### [REQUIRED ACTION]
Find the lines in the records below that contain "Caractère", and report each of them.

### [Entries taken from a collection]
-=-=-=-=-
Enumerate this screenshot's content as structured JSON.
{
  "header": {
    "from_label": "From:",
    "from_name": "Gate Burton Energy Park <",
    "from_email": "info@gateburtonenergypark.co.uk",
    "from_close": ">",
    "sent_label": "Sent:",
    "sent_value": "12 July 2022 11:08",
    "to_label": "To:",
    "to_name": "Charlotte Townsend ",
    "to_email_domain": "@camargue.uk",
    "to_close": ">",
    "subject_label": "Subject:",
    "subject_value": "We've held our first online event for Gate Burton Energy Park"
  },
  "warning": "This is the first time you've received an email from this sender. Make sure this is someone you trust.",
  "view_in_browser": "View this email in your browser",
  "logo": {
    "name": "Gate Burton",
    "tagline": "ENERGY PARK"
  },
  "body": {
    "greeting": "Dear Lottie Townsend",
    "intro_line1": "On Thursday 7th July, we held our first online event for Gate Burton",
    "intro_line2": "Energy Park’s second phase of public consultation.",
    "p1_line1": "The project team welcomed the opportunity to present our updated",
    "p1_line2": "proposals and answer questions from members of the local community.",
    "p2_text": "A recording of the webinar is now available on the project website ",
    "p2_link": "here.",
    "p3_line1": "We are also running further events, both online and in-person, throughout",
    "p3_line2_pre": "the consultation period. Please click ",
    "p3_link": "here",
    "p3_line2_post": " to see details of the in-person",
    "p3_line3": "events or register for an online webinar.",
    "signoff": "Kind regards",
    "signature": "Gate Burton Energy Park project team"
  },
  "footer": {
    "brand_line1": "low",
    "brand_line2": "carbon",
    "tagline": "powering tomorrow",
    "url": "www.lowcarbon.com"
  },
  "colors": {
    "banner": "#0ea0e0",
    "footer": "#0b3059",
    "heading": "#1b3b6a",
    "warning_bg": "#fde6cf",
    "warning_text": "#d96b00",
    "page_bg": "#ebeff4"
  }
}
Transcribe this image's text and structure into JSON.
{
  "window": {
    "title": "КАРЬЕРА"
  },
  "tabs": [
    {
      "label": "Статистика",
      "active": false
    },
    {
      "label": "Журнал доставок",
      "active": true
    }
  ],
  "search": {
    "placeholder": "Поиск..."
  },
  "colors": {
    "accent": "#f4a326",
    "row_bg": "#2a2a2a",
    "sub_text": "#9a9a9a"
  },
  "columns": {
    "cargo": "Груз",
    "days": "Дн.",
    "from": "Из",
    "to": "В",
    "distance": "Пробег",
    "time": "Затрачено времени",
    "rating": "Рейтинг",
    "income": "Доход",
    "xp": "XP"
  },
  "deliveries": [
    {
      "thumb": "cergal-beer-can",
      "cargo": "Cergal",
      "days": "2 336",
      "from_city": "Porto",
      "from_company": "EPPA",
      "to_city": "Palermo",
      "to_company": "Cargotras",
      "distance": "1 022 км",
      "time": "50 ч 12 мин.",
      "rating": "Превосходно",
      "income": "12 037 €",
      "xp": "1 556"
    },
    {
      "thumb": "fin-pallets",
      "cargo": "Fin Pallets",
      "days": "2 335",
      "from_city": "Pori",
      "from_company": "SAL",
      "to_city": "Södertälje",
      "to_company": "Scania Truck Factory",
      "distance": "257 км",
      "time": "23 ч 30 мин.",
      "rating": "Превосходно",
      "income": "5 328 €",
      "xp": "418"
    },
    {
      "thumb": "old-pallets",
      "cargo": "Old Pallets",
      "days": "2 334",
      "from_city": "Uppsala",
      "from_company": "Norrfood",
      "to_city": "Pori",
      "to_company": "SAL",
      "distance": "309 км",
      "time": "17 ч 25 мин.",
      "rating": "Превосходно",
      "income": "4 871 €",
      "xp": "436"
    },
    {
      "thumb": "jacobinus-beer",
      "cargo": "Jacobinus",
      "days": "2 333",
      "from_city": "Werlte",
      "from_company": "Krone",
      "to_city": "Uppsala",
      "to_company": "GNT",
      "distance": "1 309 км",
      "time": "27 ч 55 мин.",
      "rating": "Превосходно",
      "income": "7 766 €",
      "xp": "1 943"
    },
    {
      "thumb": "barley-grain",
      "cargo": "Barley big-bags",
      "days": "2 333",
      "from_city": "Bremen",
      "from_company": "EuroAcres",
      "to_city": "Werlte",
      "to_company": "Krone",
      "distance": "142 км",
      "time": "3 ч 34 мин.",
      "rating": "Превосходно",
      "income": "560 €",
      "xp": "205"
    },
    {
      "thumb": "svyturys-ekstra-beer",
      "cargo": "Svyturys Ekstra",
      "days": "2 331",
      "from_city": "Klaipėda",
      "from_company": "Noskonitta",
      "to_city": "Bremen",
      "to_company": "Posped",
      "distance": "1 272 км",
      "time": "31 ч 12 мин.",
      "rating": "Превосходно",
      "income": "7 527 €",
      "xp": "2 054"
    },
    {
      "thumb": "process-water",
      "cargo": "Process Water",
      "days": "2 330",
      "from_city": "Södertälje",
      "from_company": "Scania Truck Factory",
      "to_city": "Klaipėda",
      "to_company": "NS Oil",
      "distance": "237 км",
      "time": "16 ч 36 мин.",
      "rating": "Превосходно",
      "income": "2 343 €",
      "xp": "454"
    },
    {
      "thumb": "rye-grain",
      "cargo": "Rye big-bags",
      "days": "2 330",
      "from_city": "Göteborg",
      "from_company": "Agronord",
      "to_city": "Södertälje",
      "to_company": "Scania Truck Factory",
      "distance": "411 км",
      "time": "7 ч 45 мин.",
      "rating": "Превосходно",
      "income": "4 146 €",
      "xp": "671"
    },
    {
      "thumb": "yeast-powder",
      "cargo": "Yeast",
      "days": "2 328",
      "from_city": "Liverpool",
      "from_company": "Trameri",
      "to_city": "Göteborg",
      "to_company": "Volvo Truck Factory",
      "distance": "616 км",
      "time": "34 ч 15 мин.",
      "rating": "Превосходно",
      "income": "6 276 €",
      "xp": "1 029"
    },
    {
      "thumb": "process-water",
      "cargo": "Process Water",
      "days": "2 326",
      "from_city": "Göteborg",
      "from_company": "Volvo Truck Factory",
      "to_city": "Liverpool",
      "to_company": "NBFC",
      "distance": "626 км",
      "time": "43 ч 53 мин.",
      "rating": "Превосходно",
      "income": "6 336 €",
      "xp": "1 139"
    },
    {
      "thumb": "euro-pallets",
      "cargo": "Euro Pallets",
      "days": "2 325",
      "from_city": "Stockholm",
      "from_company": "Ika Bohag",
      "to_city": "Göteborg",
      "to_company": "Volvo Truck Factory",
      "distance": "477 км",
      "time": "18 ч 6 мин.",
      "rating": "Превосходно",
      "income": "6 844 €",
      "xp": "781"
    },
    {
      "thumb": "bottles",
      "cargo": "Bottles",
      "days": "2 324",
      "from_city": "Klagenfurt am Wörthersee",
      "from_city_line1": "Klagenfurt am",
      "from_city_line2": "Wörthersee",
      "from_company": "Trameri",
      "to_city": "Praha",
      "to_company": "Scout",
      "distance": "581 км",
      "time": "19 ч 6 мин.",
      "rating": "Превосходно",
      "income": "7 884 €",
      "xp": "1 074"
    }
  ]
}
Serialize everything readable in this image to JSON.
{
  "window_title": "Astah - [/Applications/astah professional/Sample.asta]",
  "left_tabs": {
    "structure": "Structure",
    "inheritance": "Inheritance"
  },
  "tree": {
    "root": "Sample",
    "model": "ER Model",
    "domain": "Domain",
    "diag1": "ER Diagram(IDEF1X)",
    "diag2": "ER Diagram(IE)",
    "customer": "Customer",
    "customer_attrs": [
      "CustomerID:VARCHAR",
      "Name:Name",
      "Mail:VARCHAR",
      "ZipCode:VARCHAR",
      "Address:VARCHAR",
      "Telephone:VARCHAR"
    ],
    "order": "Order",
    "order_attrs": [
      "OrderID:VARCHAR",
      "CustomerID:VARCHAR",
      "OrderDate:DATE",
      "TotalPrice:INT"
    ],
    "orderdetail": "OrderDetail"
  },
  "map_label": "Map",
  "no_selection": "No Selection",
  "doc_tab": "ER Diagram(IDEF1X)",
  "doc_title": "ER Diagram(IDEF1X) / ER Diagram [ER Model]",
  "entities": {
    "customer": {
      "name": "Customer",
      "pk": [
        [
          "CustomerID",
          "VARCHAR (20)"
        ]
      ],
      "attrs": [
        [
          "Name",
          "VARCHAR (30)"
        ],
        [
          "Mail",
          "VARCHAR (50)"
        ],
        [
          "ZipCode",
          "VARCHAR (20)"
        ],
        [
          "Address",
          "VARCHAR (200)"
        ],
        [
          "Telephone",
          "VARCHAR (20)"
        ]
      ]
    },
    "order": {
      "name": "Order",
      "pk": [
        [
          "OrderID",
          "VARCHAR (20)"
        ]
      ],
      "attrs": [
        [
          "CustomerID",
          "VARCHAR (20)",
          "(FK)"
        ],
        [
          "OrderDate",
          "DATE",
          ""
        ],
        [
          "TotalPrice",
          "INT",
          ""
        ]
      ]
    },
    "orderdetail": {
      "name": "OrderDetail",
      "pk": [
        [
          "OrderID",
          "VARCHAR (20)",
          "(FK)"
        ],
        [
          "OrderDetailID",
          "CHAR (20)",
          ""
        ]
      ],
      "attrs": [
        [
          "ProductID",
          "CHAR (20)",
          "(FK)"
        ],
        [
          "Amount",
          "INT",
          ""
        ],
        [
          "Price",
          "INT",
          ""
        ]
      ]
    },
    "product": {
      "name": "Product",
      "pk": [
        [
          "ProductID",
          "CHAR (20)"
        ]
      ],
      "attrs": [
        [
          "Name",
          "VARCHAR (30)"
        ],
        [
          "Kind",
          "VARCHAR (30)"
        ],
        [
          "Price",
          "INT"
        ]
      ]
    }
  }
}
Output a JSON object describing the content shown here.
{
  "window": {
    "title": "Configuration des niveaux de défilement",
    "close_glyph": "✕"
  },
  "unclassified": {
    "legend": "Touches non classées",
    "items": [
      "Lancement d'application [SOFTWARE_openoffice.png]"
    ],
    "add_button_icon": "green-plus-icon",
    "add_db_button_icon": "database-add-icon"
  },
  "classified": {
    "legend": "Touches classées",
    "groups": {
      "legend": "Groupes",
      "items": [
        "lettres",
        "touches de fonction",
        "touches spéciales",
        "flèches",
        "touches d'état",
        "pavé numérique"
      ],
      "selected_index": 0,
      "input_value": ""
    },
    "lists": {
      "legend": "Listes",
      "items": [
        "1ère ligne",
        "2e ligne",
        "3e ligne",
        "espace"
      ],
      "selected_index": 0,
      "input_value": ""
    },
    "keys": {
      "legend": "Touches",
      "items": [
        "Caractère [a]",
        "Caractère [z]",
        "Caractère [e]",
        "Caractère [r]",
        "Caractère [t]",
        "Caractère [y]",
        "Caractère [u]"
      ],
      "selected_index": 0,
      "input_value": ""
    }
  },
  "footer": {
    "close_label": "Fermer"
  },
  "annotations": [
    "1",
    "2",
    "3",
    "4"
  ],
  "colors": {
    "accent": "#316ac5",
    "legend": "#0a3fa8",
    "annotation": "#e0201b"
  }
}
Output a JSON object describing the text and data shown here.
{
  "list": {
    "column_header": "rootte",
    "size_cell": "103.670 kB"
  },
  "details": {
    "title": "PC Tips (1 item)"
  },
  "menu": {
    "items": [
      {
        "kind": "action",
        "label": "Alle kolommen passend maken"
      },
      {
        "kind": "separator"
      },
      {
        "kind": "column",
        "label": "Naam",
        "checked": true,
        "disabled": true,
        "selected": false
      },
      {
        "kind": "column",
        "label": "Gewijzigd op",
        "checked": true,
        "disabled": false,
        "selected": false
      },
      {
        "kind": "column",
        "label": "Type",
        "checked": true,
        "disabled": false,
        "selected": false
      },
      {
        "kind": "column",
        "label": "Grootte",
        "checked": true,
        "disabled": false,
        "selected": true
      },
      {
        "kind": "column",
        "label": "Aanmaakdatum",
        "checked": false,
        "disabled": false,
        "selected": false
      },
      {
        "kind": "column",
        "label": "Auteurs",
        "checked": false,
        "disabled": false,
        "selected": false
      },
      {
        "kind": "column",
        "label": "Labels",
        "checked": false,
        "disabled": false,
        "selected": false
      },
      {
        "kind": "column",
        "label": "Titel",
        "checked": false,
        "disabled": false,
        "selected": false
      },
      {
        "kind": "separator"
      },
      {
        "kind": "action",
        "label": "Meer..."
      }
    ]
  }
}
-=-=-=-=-
### [RESPONSE TO THIS EXERCISE]
        "Caractère [a]",
        "Caractère [z]",
        "Caractère [e]",
        "Caractère [r]",
        "Caractère [t]",
        "Caractère [y]",
        "Caractère [u]"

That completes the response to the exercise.